The Spiegeltent, London
Sometimes I feel very lucky that I get an excuse to go and see children’s shows without even having any small people of my own. This is a case in point. The wonderful circus-theatre production of Circusy Caterpillar is cleverly written and colourful, with a vibrant soundtrack of rock, pop and disco songs that keep the room alive alongside the simple storytelling of mime and rhyming voice-over.
The Australian show toured until recently under the more recognisable title of The Very Circusy Caterpillar, which makes the story’s inspiration clear; if you’ve ever read a book about a little wriggly bug who eats more and more each day until transforming into a high-flying beauty, here is your chance to see what would happen if that little bug was born inside a circus tent, aspiring each day towards a different role in the show, eating to build strength with which to walk a slackline, juggle hula hoops or spin a German wheel.

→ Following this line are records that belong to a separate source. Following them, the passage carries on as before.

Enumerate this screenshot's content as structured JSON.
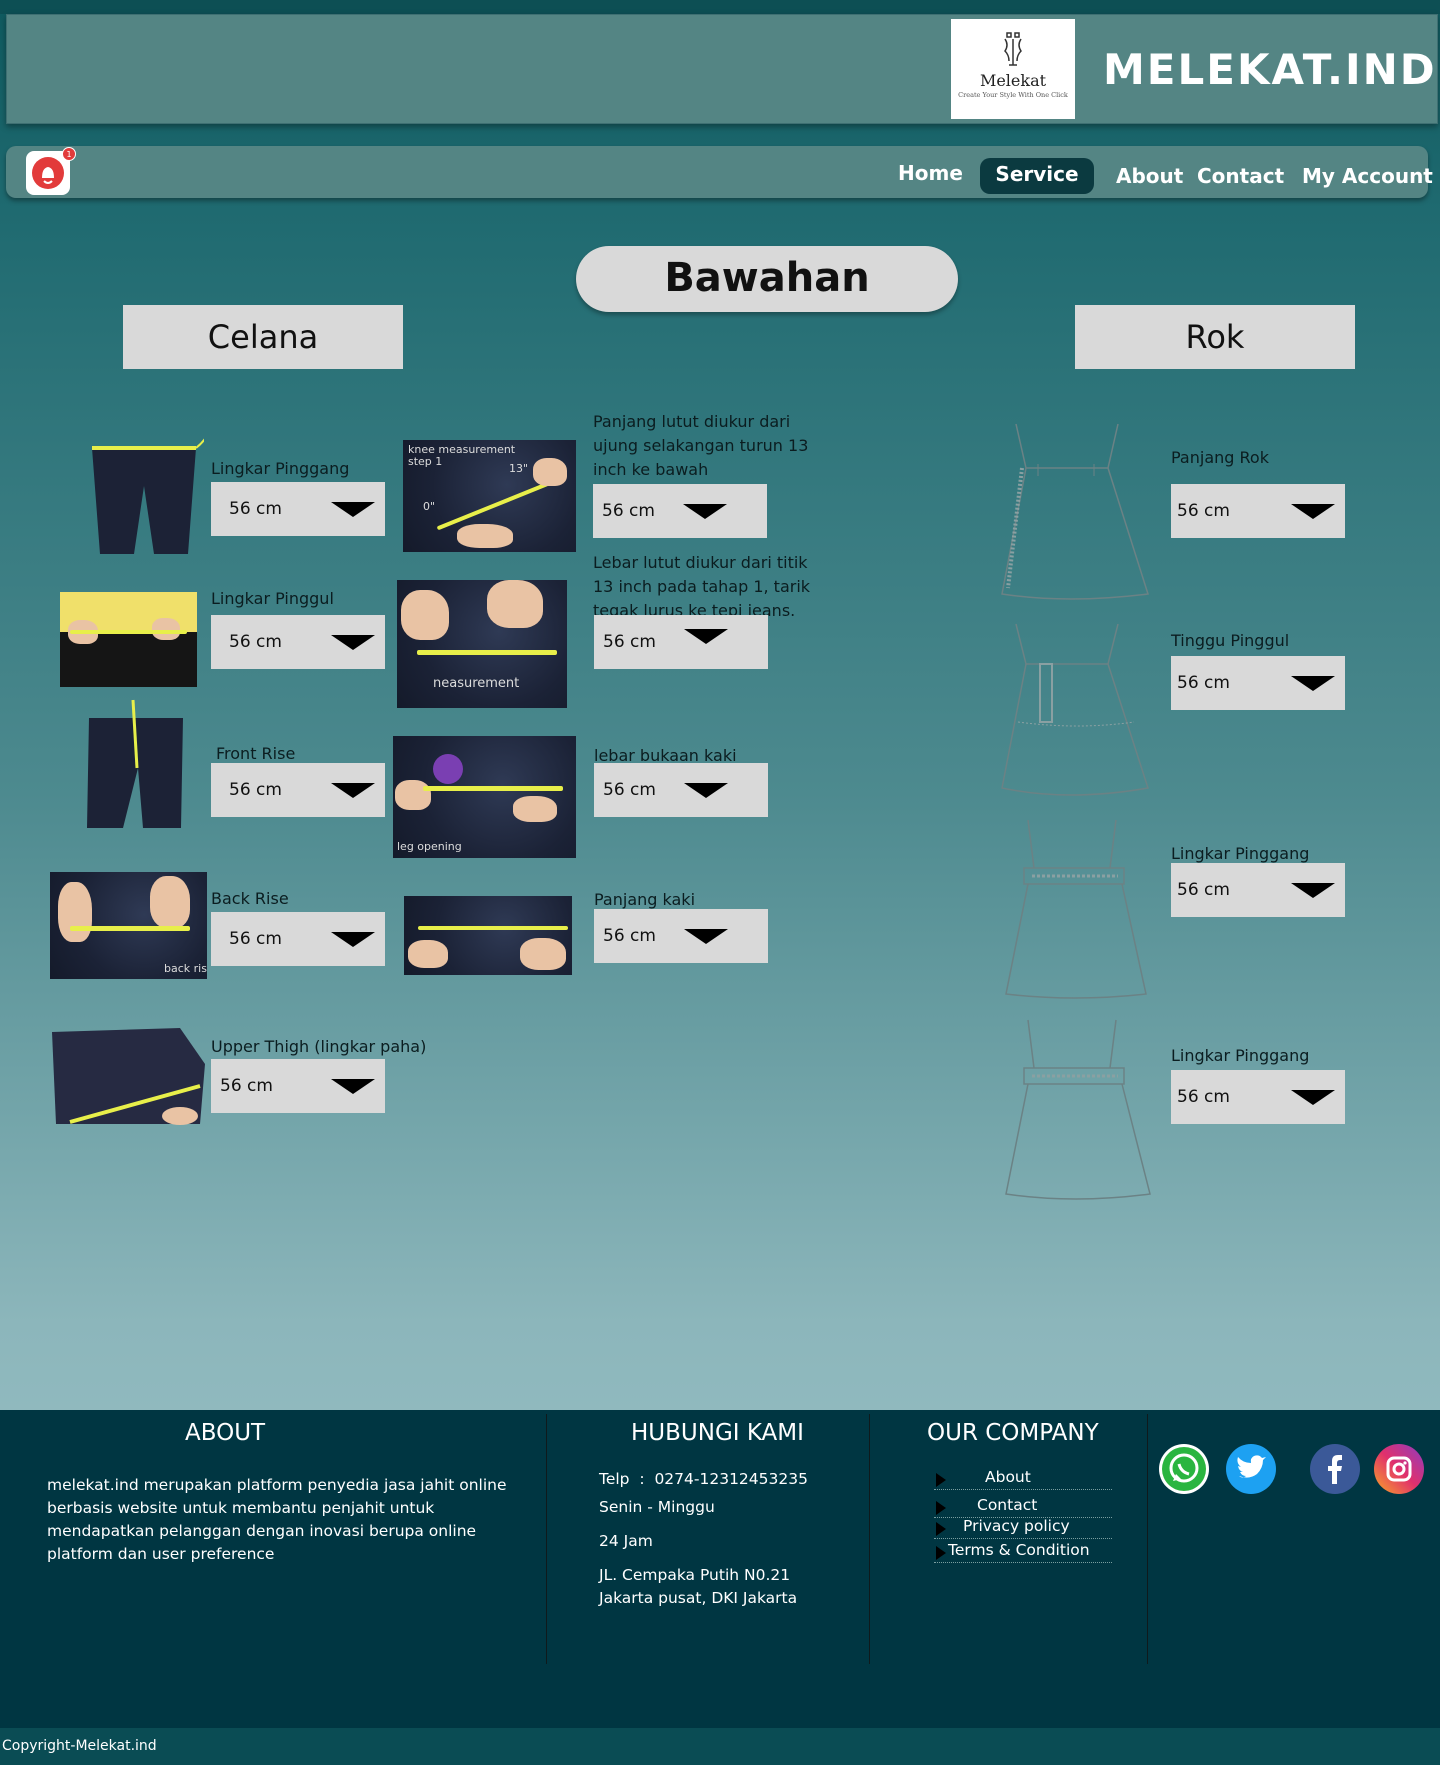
{
  "header": {
    "logo_name": "Melekat",
    "logo_tagline": "Create Your Style With One Click",
    "brand": "MELEKAT.IND"
  },
  "nav": {
    "notification_count": "1",
    "items": [
      "Home",
      "Service",
      "About",
      "Contact",
      "My Account"
    ],
    "active": "Service"
  },
  "page": {
    "title": "Bawahan",
    "left_section": "Celana",
    "right_section": "Rok"
  },
  "celana": {
    "left_fields": [
      {
        "label": "Lingkar Pinggang",
        "value": "56 cm"
      },
      {
        "label": "Lingkar Pinggul",
        "value": "56 cm"
      },
      {
        "label": "Front Rise",
        "value": "56 cm"
      },
      {
        "label": "Back Rise",
        "value": "56 cm"
      },
      {
        "label": "Upper Thigh (lingkar paha)",
        "value": "56 cm"
      }
    ],
    "right_fields": [
      {
        "label": "Panjang lutut diukur dari ujung selakangan turun 13 inch ke bawah",
        "value": "56 cm"
      },
      {
        "label": "Lebar lutut diukur dari titik 13 inch pada tahap 1, tarik tegak lurus ke tepi jeans.",
        "value": "56 cm"
      },
      {
        "label": "lebar bukaan kaki",
        "value": "56 cm"
      },
      {
        "label": "Panjang kaki",
        "value": "56 cm"
      }
    ],
    "photo_captions": {
      "knee": "knee measurement\nstep 1",
      "knee_ticks": "13\"",
      "knee_zero": "0\"",
      "measurement": "neasurement",
      "leg_opening": "leg opening",
      "back_rise": "back rise"
    }
  },
  "rok": {
    "fields": [
      {
        "label": "Panjang Rok",
        "value": "56 cm"
      },
      {
        "label": "Tinggu Pinggul",
        "value": "56 cm"
      },
      {
        "label": "Lingkar Pinggang",
        "value": "56 cm"
      },
      {
        "label": "Lingkar Pinggang",
        "value": "56 cm"
      }
    ]
  },
  "footer": {
    "about_title": "ABOUT",
    "about_text": "melekat.ind merupakan platform penyedia jasa jahit online berbasis website untuk membantu penjahit untuk mendapatkan pelanggan dengan inovasi berupa online platform dan user preference",
    "contact_title": "HUBUNGI KAMI",
    "phone": "Telp  :  0274-12312453235",
    "days": "Senin - Minggu",
    "hours": "24 Jam",
    "address": "JL. Cempaka Putih N0.21 Jakarta pusat, DKI Jakarta",
    "company_title": "OUR COMPANY",
    "company_links": [
      "About",
      "Contact",
      "Privacy policy",
      "Terms & Condition"
    ],
    "social": [
      "whatsapp-icon",
      "twitter-icon",
      "facebook-icon",
      "instagram-icon"
    ],
    "copyright": "Copyright-Melekat.ind"
  },
  "colors": {
    "nav_bg": "#548584",
    "active_nav": "#0b3a40",
    "footer_bg": "#003642",
    "select_bg": "#d9d9d9"
  }
}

The show is performed now by multi-talented Chelsea Angell, who has taken over the charming one-woman role created in 2011 by Happy Haps Productions‘ founder, Hannah Cryle. Angell smiles and wiggles and cheekily interacts with the male voice of the recorded narration, and there are a couple of well placed moments of play that actively involve us in the audience too.
Tricks become increasingly impressive as each day passes, and the imaginative portrayal of different foods through various circus props kept me excited to discover what will come next. Inside the Spiegeltent, with chairs arranged in a semi-circle on the flat performance floor, some of the smaller children need to move away from their seats to find a better viewing position, but attention is held. At the end, when stickers are offered for sale on the way out – by the circusy butterfly herself – several small fans decide to take their own place in the performing area, dancing and rolling on the floor to re-create their own games inspired by the show.
Within the last fortnight the show’s name has been changed, following a request from the estate behind Eric Carle’s classic book, The Very Hungry Caterpillar. This is a great shame for audiences who might appreciate the link to a childhood favourite (on which bookings might be based) and seems churlish to boot considering the quality of the production. This circusy alternative has clearly been made with great love and respect, as well as a skill for understanding the pace, colour and development required by young audiences. Whilst the gentle characterisation and clear movements are well suited for pre-schoolers, the recorded narration also offers a way in for older brothers and sisters, and the show is advertised for children up to 8 years old (although there are moments too that make me laugh aloud, with humour or delight, at 37).
A small detail that may pass many by, but makes me smile widely, is the refusal to acknowledge traditional gender stereotypes in the circus role models the caterpillar tries to emulate. Girls can juggle, boys can hula hoop and that’s the way the world is. From a small start, you can become something amazing. And have a great deal of fun on the way.